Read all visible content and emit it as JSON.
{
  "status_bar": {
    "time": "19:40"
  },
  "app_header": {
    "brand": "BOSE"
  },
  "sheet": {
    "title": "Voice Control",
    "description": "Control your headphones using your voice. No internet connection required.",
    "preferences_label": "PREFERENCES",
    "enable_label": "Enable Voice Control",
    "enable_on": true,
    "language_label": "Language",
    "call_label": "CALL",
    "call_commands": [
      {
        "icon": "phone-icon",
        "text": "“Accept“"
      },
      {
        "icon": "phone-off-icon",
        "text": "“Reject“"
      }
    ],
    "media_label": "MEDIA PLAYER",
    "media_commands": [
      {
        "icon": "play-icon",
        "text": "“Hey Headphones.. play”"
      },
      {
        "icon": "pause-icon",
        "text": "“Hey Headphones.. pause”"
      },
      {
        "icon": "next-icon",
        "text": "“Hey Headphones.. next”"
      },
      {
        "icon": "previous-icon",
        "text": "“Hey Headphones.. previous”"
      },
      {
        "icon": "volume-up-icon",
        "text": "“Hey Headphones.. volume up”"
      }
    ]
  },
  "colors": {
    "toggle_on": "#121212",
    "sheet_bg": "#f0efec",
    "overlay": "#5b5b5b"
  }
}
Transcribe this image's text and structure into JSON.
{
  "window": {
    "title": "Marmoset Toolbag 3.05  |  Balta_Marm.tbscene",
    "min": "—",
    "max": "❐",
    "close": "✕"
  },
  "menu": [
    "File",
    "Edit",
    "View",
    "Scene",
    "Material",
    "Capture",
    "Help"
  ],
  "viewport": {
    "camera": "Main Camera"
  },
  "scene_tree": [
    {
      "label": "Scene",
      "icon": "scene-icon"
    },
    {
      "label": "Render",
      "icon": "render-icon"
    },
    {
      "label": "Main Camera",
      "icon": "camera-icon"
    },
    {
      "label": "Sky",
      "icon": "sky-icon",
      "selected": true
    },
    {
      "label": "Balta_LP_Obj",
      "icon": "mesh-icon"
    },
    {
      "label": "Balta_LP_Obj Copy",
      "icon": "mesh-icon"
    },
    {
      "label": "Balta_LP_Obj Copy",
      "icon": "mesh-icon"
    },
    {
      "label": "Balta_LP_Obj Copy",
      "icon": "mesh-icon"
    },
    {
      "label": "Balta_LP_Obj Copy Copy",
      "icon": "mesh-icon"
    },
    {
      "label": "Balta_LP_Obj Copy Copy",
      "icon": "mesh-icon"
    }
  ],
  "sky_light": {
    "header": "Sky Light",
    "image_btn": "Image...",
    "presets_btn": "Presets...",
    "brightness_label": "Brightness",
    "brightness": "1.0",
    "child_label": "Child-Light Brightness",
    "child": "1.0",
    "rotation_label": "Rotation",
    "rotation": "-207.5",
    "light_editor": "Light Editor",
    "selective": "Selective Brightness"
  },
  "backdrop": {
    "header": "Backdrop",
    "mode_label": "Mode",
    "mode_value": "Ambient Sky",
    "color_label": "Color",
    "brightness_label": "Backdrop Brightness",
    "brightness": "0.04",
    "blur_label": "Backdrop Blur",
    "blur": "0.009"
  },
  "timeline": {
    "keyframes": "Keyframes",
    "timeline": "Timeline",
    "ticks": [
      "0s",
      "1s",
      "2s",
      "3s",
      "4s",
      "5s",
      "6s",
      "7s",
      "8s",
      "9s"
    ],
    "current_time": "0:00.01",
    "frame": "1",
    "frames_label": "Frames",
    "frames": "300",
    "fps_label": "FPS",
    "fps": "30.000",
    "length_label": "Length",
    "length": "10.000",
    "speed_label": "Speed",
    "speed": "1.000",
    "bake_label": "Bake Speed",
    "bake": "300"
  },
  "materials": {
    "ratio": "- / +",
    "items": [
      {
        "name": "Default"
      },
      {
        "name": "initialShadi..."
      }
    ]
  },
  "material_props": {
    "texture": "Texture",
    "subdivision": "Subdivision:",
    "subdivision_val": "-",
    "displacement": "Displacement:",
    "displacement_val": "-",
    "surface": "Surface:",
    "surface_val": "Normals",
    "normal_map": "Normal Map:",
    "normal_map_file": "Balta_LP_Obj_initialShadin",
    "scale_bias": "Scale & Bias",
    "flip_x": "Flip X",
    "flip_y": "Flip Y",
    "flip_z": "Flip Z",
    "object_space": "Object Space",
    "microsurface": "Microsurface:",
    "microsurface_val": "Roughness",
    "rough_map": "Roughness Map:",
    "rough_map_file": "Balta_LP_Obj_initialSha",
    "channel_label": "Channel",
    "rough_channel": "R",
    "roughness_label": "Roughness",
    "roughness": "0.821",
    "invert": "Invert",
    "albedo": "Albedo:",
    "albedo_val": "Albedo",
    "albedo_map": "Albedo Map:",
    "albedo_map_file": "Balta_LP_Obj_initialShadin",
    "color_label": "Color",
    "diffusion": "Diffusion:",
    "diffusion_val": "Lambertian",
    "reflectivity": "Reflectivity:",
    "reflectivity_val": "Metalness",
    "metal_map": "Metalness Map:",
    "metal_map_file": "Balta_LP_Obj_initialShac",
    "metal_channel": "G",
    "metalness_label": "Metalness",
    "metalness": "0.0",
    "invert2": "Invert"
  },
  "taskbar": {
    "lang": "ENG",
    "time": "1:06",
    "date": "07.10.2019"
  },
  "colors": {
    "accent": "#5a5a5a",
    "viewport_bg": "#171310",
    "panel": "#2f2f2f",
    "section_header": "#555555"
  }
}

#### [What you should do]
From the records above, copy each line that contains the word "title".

#### [Completed exercise]
    "title": "Voice Control",
    "title": "Marmoset Toolbag 3.05  |  Balta_Marm.tbscene",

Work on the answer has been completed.